EXERCISE DETAILS: Return every line of the data below exactly, but do not include the images.

****

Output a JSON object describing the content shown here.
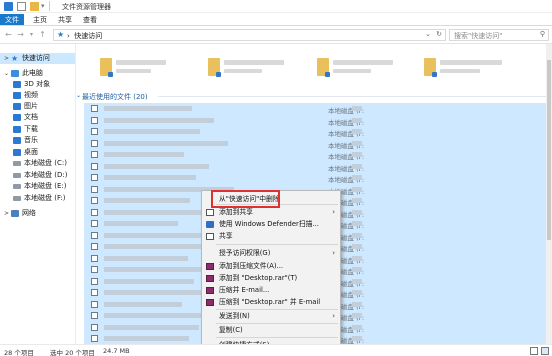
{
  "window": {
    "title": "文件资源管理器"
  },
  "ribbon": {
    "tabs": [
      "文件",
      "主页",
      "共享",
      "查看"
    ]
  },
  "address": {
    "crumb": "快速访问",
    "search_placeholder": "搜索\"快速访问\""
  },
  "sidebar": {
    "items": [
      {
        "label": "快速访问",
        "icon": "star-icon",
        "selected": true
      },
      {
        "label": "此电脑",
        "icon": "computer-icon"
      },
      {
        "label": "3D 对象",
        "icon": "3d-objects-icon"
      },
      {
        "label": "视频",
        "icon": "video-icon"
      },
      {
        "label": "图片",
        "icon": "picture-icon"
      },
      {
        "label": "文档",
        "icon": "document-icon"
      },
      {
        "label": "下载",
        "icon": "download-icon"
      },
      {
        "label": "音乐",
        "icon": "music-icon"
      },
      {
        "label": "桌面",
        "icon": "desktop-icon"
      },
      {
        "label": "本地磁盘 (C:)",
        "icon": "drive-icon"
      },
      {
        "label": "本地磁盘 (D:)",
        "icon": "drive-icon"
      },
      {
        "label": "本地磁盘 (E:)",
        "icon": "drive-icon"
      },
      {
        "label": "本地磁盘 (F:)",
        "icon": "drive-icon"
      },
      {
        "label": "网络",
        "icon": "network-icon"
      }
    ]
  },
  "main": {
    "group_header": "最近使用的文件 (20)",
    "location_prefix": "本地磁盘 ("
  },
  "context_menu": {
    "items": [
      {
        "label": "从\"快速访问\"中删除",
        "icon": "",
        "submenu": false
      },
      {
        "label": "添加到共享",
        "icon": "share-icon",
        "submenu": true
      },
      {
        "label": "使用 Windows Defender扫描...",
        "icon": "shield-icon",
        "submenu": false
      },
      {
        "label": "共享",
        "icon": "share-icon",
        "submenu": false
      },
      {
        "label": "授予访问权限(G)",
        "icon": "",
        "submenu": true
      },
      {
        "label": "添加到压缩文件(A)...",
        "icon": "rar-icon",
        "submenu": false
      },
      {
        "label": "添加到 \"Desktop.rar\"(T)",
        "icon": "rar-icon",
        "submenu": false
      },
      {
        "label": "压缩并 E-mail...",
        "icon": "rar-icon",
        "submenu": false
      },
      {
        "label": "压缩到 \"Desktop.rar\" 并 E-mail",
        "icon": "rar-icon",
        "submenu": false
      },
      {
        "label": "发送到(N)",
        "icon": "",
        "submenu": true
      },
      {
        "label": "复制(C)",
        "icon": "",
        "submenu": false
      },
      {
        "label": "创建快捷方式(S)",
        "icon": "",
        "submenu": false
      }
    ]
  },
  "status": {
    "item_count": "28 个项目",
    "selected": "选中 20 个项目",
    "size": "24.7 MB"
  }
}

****

TASK RESPONSE:
Output a JSON object describing the content shown here.
{
  "window": {
    "title": "文件资源管理器"
  },
  "ribbon": {
    "tabs": [
      "文件",
      "主页",
      "共享",
      "查看"
    ]
  },
  "address": {
    "crumb": "快速访问",
    "search_placeholder": "搜索\"快速访问\""
  },
  "sidebar": {
    "items": [
      {
        "label": "快速访问",
        "icon": "star-icon",
        "selected": true
      },
      {
        "label": "此电脑",
        "icon": "computer-icon"
      },
      {
        "label": "3D 对象",
        "icon": "3d-objects-icon"
      },
      {
        "label": "视频",
        "icon": "video-icon"
      },
      {
        "label": "图片",
        "icon": "picture-icon"
      },
      {
        "label": "文档",
        "icon": "document-icon"
      },
      {
        "label": "下载",
        "icon": "download-icon"
      },
      {
        "label": "音乐",
        "icon": "music-icon"
      },
      {
        "label": "桌面",
        "icon": "desktop-icon"
      },
      {
        "label": "本地磁盘 (C:)",
        "icon": "drive-icon"
      },
      {
        "label": "本地磁盘 (D:)",
        "icon": "drive-icon"
      },
      {
        "label": "本地磁盘 (E:)",
        "icon": "drive-icon"
      },
      {
        "label": "本地磁盘 (F:)",
        "icon": "drive-icon"
      },
      {
        "label": "网络",
        "icon": "network-icon"
      }
    ]
  },
  "main": {
    "group_header": "最近使用的文件 (20)",
    "location_prefix": "本地磁盘 ("
  },
  "context_menu": {
    "items": [
      {
        "label": "从\"快速访问\"中删除",
        "icon": "",
        "submenu": false
      },
      {
        "label": "添加到共享",
        "icon": "share-icon",
        "submenu": true
      },
      {
        "label": "使用 Windows Defender扫描...",
        "icon": "shield-icon",
        "submenu": false
      },
      {
        "label": "共享",
        "icon": "share-icon",
        "submenu": false
      },
      {
        "label": "授予访问权限(G)",
        "icon": "",
        "submenu": true
      },
      {
        "label": "添加到压缩文件(A)...",
        "icon": "rar-icon",
        "submenu": false
      },
      {
        "label": "添加到 \"Desktop.rar\"(T)",
        "icon": "rar-icon",
        "submenu": false
      },
      {
        "label": "压缩并 E-mail...",
        "icon": "rar-icon",
        "submenu": false
      },
      {
        "label": "压缩到 \"Desktop.rar\" 并 E-mail",
        "icon": "rar-icon",
        "submenu": false
      },
      {
        "label": "发送到(N)",
        "icon": "",
        "submenu": true
      },
      {
        "label": "复制(C)",
        "icon": "",
        "submenu": false
      },
      {
        "label": "创建快捷方式(S)",
        "icon": "",
        "submenu": false
      }
    ]
  },
  "status": {
    "item_count": "28 个项目",
    "selected": "选中 20 个项目",
    "size": "24.7 MB"
  }
}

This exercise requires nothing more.